So my pregnancy is a direct result of my previous spiritual practice, and has now become my current spiritual practice - though I didn't realize that until recently.  I was actually feeling a bit down on myself for not meditating much anymore, since I haven't been attending the Tuesday meditation sessions that are just too late at night for me now. And I haven't sat on my cushion much these past few months either. 

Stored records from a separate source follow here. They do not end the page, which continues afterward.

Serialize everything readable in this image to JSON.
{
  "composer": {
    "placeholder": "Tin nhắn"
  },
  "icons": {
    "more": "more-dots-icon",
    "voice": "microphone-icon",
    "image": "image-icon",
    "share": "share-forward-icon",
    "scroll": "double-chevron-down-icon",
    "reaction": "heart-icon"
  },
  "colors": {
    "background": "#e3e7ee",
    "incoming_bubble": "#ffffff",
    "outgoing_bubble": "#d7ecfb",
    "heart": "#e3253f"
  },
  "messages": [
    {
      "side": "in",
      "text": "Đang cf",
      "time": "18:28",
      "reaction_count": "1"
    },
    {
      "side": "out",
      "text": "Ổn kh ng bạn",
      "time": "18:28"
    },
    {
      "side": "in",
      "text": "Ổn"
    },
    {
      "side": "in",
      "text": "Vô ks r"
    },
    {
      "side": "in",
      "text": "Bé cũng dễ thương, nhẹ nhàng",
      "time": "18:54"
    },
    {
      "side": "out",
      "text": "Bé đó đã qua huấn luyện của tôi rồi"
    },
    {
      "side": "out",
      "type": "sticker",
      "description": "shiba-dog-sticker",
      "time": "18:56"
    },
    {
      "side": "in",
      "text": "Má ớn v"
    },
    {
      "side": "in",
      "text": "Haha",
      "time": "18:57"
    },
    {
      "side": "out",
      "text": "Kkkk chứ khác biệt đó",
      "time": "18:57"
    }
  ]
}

But part of what's interesting about pregnancy is that it's so physical, so embodied.  At Plum Village they use a mindfulness bell to bring you back to the present moment - each time you hear the bell (or a phone, or a clock chiming) you pause and come back to your breath for a count of 3.  While I haven't been using a bell myself, I do have a very active baby inside of me who keeps bringing me back to the here and now with one breathtaking kick in the ribs.  I'm not consciously choosing to practice mindfulness with him, but the little guy doesn't let me get away with being elsewhere for very long.  When he reminds me of his presence, he brings me back to the present.  And the present moment is both wondrous and miraculous, and sometimes even a little bit freaky. Each and every one of his wiggles and kicks is exciting, no matter how uncomfortable; as well as reassuring, since it means he's doing well.  And I'm still awestruck (and a bit weirded out) whenever I actually see him undulating under my skin like some kind of alien invader straight out of a sci-fi movie.  I never get tired of seeing and feeling him move, which keeps bringing me back over and over again to how crazy and magical it is to be carrying another life inside of me. 

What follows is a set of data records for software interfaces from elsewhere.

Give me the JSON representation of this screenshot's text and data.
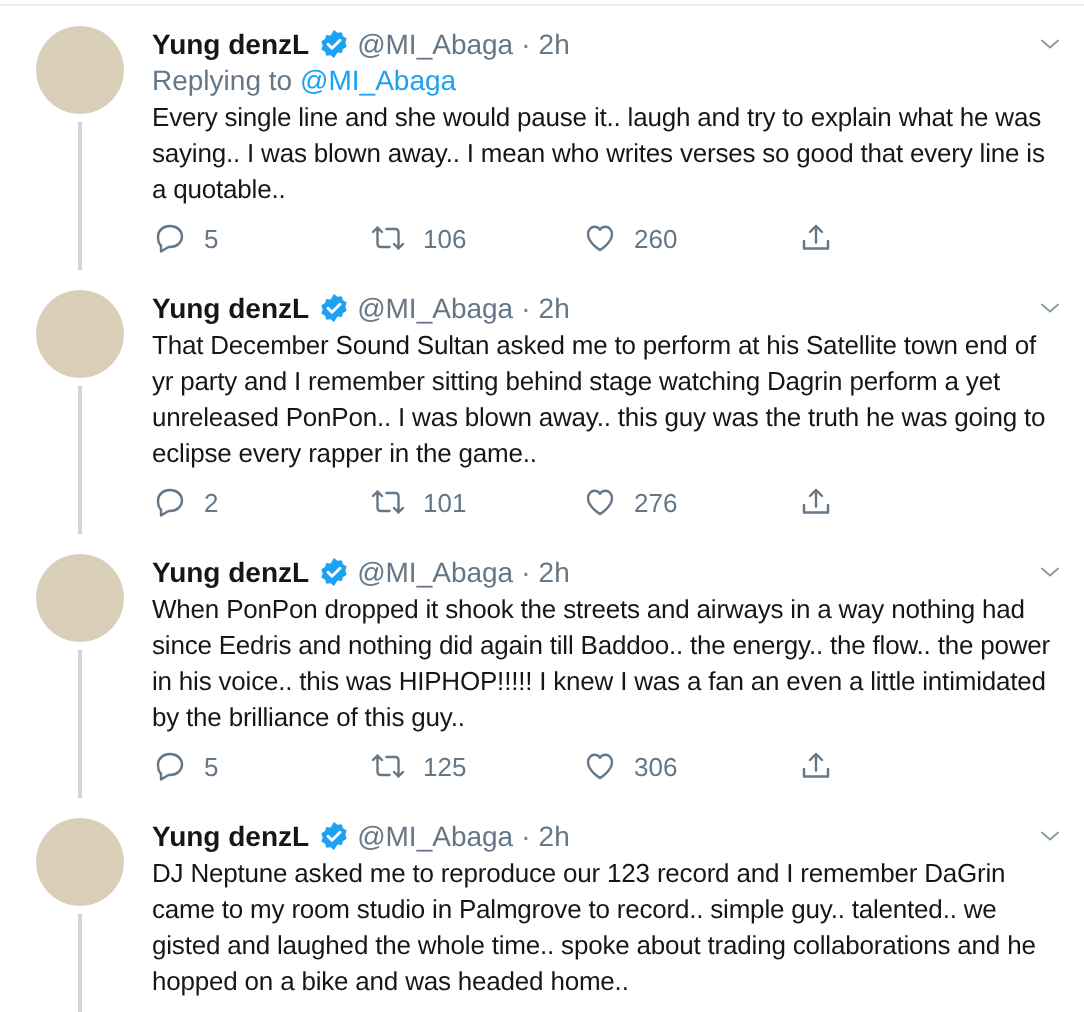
{
  "separator": "·",
  "tweets": [
    {
      "name": "Yung denzL",
      "verified": true,
      "handle": "@MI_Abaga",
      "time": "2h",
      "replying_to": {
        "prefix": "Replying to",
        "handle": "@MI_Abaga"
      },
      "text": "Every single line and she would pause it.. laugh and try to explain what he was saying.. I was blown away.. I mean who writes verses so good that every line is a quotable..",
      "actions": {
        "replies": "5",
        "retweets": "106",
        "likes": "260"
      }
    },
    {
      "name": "Yung denzL",
      "verified": true,
      "handle": "@MI_Abaga",
      "time": "2h",
      "text": "That December Sound Sultan asked me to perform at his Satellite town end of yr party and I remember sitting behind stage watching Dagrin perform a yet unreleased PonPon.. I was blown away.. this guy was the truth he was going to eclipse every rapper in the game..",
      "actions": {
        "replies": "2",
        "retweets": "101",
        "likes": "276"
      }
    },
    {
      "name": "Yung denzL",
      "verified": true,
      "handle": "@MI_Abaga",
      "time": "2h",
      "text": "When PonPon dropped it shook the streets and airways in a way nothing had since Eedris and nothing did again till Baddoo.. the energy.. the flow.. the power in his voice.. this was HIPHOP!!!!! I knew I was a fan an even a little intimidated by the brilliance of this guy..",
      "actions": {
        "replies": "5",
        "retweets": "125",
        "likes": "306"
      }
    },
    {
      "name": "Yung denzL",
      "verified": true,
      "handle": "@MI_Abaga",
      "time": "2h",
      "text": "DJ Neptune asked me to reproduce our 123 record and I remember DaGrin came to my room studio in Palmgrove to record.. simple guy.. talented.. we gisted and laughed the whole time.. spoke about trading collaborations and he hopped on a bike and was headed home.."
    }
  ]
}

While my recent reads have brought me back to a more conscious form of mindfulness, it's nice to realize that I never really stopped practicing.  My practice has just taken a different form, shifting from my meditation cushion to my growing belly.  And once baby arrives my practice will certainly shift again in ways that I can't possibly even fathom yet.  But I don't want to think too much about that yet, since I still have six more weeks of pregnancy moments to enjoy.   

Here's a recent picture of the belly at 32 weeks: